Internet telephone essentially functions in the same manner as the Internet. A worldwide network of interconnected computers exchange data between terminals. The same servers, routers and transport lines that are used to carry e-mail messages can also carry digital information generated by voice interface software. Like traditional Internet communication, users who access the Internet to send voice communication pay only monthly fees charged by the Internet Service Providers (ISP’s) and the normal flat monthly charge from the local telephone service provider (LEC’S). This allows consumers to circumvent the long distance providers and avoid long distance charges.
This technology has manifested itself in three formats. First, there is the traditional communication between two computers. Consumers purchase voice software such as Phone Free for their computers. This allows transmission of audio, video, graphics and data. The software costs around fifty dollars in addition to the computer equipment for both parties. This format requires the user to log-on the computer to access the Internet.
The second format available is from a remote telephone. Products such as FNET by Franklin Communications allow consumers to call a local phone number, enter a PIN number and the local FNET switcher routes the call over Internet lines. This service does not require a computer or software. The consumer uses a standard telephone and pays a significantly lower charge.

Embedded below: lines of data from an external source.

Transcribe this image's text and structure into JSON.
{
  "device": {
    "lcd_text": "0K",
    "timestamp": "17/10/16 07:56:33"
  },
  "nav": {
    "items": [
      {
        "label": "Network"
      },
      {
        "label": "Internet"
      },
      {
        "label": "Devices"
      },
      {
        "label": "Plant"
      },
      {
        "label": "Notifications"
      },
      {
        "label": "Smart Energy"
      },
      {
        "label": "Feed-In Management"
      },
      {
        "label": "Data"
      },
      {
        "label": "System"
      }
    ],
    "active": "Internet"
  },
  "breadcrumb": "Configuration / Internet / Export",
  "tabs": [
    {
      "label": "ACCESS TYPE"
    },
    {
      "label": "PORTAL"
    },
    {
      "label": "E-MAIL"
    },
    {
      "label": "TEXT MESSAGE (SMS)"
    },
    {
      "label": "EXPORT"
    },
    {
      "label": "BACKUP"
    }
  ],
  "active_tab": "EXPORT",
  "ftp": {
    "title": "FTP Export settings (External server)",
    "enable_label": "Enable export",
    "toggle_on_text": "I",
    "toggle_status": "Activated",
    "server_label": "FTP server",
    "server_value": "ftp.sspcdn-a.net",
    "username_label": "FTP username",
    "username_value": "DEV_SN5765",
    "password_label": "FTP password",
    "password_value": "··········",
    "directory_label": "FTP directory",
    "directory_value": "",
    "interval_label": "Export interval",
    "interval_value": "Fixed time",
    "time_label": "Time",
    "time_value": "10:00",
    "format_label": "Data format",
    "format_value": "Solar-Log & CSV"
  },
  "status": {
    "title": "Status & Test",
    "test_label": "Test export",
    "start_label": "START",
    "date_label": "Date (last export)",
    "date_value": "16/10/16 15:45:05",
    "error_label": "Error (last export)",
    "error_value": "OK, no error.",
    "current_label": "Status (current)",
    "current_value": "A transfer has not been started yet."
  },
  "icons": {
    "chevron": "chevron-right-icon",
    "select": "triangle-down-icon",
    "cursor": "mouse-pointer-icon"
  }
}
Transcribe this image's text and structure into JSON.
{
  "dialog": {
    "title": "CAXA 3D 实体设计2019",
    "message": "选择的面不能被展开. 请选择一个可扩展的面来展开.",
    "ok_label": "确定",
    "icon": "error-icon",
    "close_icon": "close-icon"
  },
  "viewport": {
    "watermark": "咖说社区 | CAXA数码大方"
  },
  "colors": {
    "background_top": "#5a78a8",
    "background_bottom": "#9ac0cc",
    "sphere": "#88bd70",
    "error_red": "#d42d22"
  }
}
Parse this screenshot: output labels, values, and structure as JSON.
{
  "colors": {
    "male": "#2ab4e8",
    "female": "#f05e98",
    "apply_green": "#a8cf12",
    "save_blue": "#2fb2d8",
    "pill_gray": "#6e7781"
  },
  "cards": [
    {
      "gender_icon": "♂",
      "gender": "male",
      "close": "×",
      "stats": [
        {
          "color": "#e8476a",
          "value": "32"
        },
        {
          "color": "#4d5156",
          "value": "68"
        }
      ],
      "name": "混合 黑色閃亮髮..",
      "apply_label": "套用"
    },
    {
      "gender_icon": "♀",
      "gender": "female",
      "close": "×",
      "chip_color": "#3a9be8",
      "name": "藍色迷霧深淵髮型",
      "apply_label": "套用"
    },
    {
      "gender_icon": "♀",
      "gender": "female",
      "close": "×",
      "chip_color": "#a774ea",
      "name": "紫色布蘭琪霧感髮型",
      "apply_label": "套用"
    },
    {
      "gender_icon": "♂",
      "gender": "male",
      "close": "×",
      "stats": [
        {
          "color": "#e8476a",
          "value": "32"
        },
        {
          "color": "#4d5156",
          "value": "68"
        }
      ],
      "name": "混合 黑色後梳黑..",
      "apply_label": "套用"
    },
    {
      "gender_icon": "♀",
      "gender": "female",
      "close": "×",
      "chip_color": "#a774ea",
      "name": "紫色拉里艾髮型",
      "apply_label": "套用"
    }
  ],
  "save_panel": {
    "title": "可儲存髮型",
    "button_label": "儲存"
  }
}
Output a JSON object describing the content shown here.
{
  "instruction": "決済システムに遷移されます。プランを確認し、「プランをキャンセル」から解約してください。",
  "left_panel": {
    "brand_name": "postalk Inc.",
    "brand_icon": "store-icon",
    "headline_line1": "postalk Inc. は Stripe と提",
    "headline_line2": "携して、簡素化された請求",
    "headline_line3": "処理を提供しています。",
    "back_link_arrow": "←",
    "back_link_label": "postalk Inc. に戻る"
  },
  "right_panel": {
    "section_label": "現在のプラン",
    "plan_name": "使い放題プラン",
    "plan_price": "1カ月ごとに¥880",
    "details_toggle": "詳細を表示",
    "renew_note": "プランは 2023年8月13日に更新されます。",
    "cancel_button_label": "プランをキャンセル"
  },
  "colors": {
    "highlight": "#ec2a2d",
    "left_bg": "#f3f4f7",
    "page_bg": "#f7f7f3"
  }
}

Finally, services such as Innomedia provide a small module that connects between the phone line and wall jack. The module contains software that automatically switches long distance calls to Internet lines. This module cost around three hundred dollars and merely requires payment of local telephone fees and Internet connection fees.

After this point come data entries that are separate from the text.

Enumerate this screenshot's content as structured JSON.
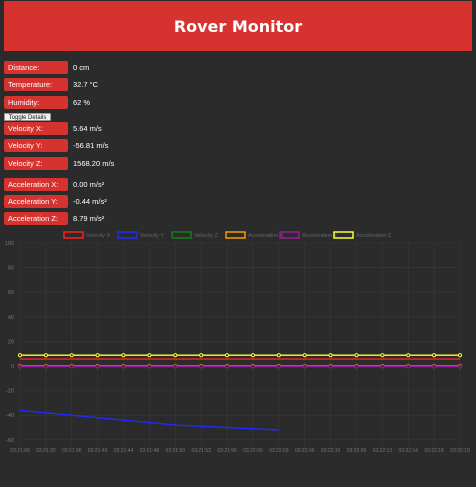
{
  "header": {
    "title": "Rover Monitor"
  },
  "readings": [
    {
      "label": "Distance:",
      "value": "0 cm"
    },
    {
      "label": "Temperature:",
      "value": "32.7 °C"
    },
    {
      "label": "Humidity:",
      "value": "62 %"
    }
  ],
  "toggle_label": "Toggle Details",
  "velocity": [
    {
      "label": "Velocity X:",
      "value": "5.64 m/s"
    },
    {
      "label": "Velocity Y:",
      "value": "-56.81 m/s"
    },
    {
      "label": "Velocity Z:",
      "value": "1568.20 m/s"
    }
  ],
  "acceleration": [
    {
      "label": "Acceleration X:",
      "value": "0.00 m/s²"
    },
    {
      "label": "Acceleration Y:",
      "value": "-0.44 m/s²"
    },
    {
      "label": "Acceleration Z:",
      "value": "8.79 m/s²"
    }
  ],
  "colors": {
    "accent": "#d63330",
    "background": "#2b2b2b",
    "grid": "#3a3a3a"
  },
  "chart_data": {
    "type": "line",
    "ylim": [
      -65,
      100
    ],
    "yticks": [
      100,
      80,
      60,
      40,
      20,
      0,
      -20,
      -40,
      -60
    ],
    "x": [
      "03:21:08",
      "03:21:32",
      "03:21:36",
      "03:21:40",
      "03:21:44",
      "03:21:48",
      "03:21:50",
      "03:21:52",
      "03:21:56",
      "03:22:00",
      "03:22:03",
      "03:22:06",
      "03:22:10",
      "03:22:09",
      "03:22:13",
      "03:22:14",
      "03:22:18",
      "03:22:19"
    ],
    "series": [
      {
        "name": "Velocity X",
        "color": "#ff2020",
        "values": [
          5.6,
          5.6,
          5.6,
          5.6,
          5.6,
          5.6,
          5.6,
          5.6,
          5.6,
          5.6,
          5.6,
          5.6,
          5.6,
          5.6,
          5.6,
          5.6,
          5.6,
          5.6
        ]
      },
      {
        "name": "Velocity Y",
        "color": "#1f2bff",
        "values": [
          -36,
          -38,
          -40,
          -42,
          -44,
          -46,
          -48,
          -49,
          -50,
          -51,
          -52,
          null,
          null,
          null,
          null,
          null,
          null,
          null
        ]
      },
      {
        "name": "Velocity Z",
        "color": "#1a7a1a",
        "values": []
      },
      {
        "name": "Acceleration X",
        "color": "#ff9900",
        "values": [
          0,
          0,
          0,
          0,
          0,
          0,
          0,
          0,
          0,
          0,
          0,
          0,
          0,
          0,
          0,
          0,
          0,
          0
        ]
      },
      {
        "name": "Acceleration Y",
        "color": "#9a1a9a",
        "values": [
          -0.4,
          -0.4,
          -0.4,
          -0.4,
          -0.4,
          -0.4,
          -0.4,
          -0.4,
          -0.4,
          -0.4,
          -0.4,
          -0.4,
          -0.4,
          -0.4,
          -0.4,
          -0.4,
          -0.4,
          -0.4
        ]
      },
      {
        "name": "Acceleration Z",
        "color": "#ffff33",
        "values": [
          8.8,
          8.8,
          8.8,
          8.8,
          8.8,
          8.8,
          8.8,
          8.8,
          8.8,
          8.8,
          8.8,
          8.8,
          8.8,
          8.8,
          8.8,
          8.8,
          8.8,
          8.8
        ]
      }
    ]
  }
}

The extreme profit generated by long distance is an essential driving force behind the development of Internet telephony. "Long Distance is still the most profitable business in America, next to importing illegal cocaine". Such extreme profits have created a vast array of new, powerful competitors. Initially, the major long distance companies left Internet telephony alone due to the low voice quality of the software and the belief that Internet telephony was not a serious threat. However, substantial breakthroughs in compression technology and software development have created an acceptable product.
Due to this perception, the companies that were first involved were small high tech companies with relatively little capital and minimal name recognition. Internet telephony was regarded as "the stuff entrepreneurial dreams were made of". The breakthroughs have now caught the eye of the major corporations. The small start-up companies such as Innomedia, FNET, and Qwest are now competing with Lucent Technologies, Worldcom(MCI) and AT&T.

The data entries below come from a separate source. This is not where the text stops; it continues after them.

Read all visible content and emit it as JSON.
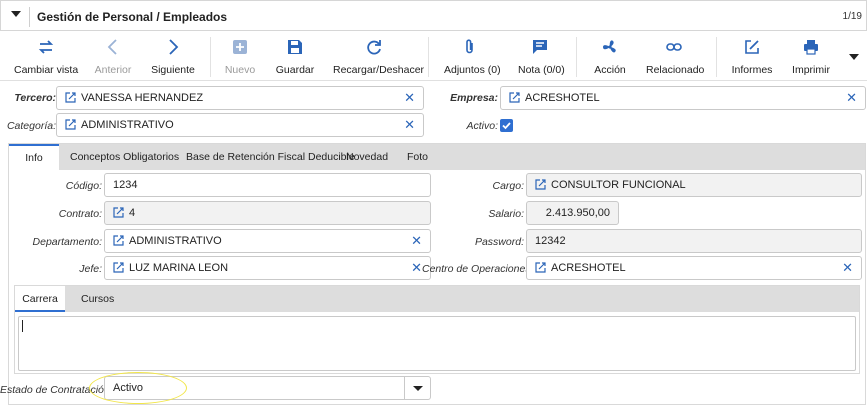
{
  "window": {
    "title": "Gestión de Personal / Empleados",
    "record_count": "1/19"
  },
  "toolbar": {
    "items": [
      {
        "label": "Cambiar vista",
        "icon": "swap-arrows-icon",
        "enabled": true
      },
      {
        "label": "Anterior",
        "icon": "chevron-left-icon",
        "enabled": false
      },
      {
        "label": "Siguiente",
        "icon": "chevron-right-icon",
        "enabled": true
      },
      {
        "label": "Nuevo",
        "icon": "plus-square-icon",
        "enabled": false
      },
      {
        "label": "Guardar",
        "icon": "save-icon",
        "enabled": true
      },
      {
        "label": "Recargar/Deshacer",
        "icon": "reload-icon",
        "enabled": true
      },
      {
        "label": "Adjuntos (0)",
        "icon": "paperclip-icon",
        "enabled": true
      },
      {
        "label": "Nota (0/0)",
        "icon": "note-icon",
        "enabled": true
      },
      {
        "label": "Acción",
        "icon": "fan-icon",
        "enabled": true
      },
      {
        "label": "Relacionado",
        "icon": "link-icon",
        "enabled": true
      },
      {
        "label": "Informes",
        "icon": "edit-box-icon",
        "enabled": true
      },
      {
        "label": "Imprimir",
        "icon": "printer-icon",
        "enabled": true
      }
    ],
    "more_icon": "caret-down-icon"
  },
  "header_fields": {
    "tercero": {
      "label": "Tercero:",
      "value": "VANESSA HERNANDEZ"
    },
    "empresa": {
      "label": "Empresa:",
      "value": "ACRESHOTEL"
    },
    "categoria": {
      "label": "Categoría:",
      "value": "ADMINISTRATIVO"
    },
    "activo": {
      "label": "Activo:",
      "checked": true
    }
  },
  "tabs": [
    {
      "label": "Info",
      "active": true
    },
    {
      "label": "Conceptos Obligatorios",
      "active": false
    },
    {
      "label": "Base de Retención Fiscal Deducible",
      "active": false
    },
    {
      "label": "Novedad",
      "active": false
    },
    {
      "label": "Foto",
      "active": false
    }
  ],
  "info": {
    "codigo": {
      "label": "Código:",
      "value": "1234"
    },
    "contrato": {
      "label": "Contrato:",
      "value": "4"
    },
    "departamento": {
      "label": "Departamento:",
      "value": "ADMINISTRATIVO"
    },
    "jefe": {
      "label": "Jefe:",
      "value": "LUZ MARINA LEON"
    },
    "cargo": {
      "label": "Cargo:",
      "value": "CONSULTOR FUNCIONAL"
    },
    "salario": {
      "label": "Salario:",
      "value": "2.413.950,00"
    },
    "password": {
      "label": "Password:",
      "value": "12342"
    },
    "centro": {
      "label": "Centro de Operaciones:",
      "value": "ACRESHOTEL"
    }
  },
  "subtabs": [
    {
      "label": "Carrera",
      "active": true
    },
    {
      "label": "Cursos",
      "active": false
    }
  ],
  "estado": {
    "label": "Estado de Contratación:",
    "value": "Activo"
  },
  "colors": {
    "accent": "#2f6fd1",
    "highlight": "#f2e64a",
    "tab_bar": "#dddddd"
  }
}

The vast amount of capital now being invested by large companies will likely cause smaller companies to either merge with large companies or force them out of business completely. Essentially, it appears the market will reconfigure itself over time to resemble the current oligopoly. There are even early signs of this phenomenon. Worldcom’s purchase of MCI will give the conglomerate control of almost sixty percent of all Internet fiber optic traffic in the United States. Additional development of hardware devices from the major providers could effectively ruin the small upstart companies. By using their market power to make user friendly, compatible devices, the major companies can maintain their hold on the market. However, despite their continued dominance, the consumer should still see a benefit in the form of lower prices.
The Future of Internet Telephony
Internet telephony appears certain to be the wave of the future. The market competition has driven technology to a point that has substantially overcome the early quality problems within the industry. The addition of large corporate players should provide the final technological push needed as well as providing some of the tremendous capital required. Unfortunately for the smaller companies, this market power will drive out most of the smaller firms. The market should eventually settle into the same oligopoly that currently exists. Only a drastic change in legal classification could dampen the rush to Internet telephony. However, barring such a change, Internet telephony will likely succeed.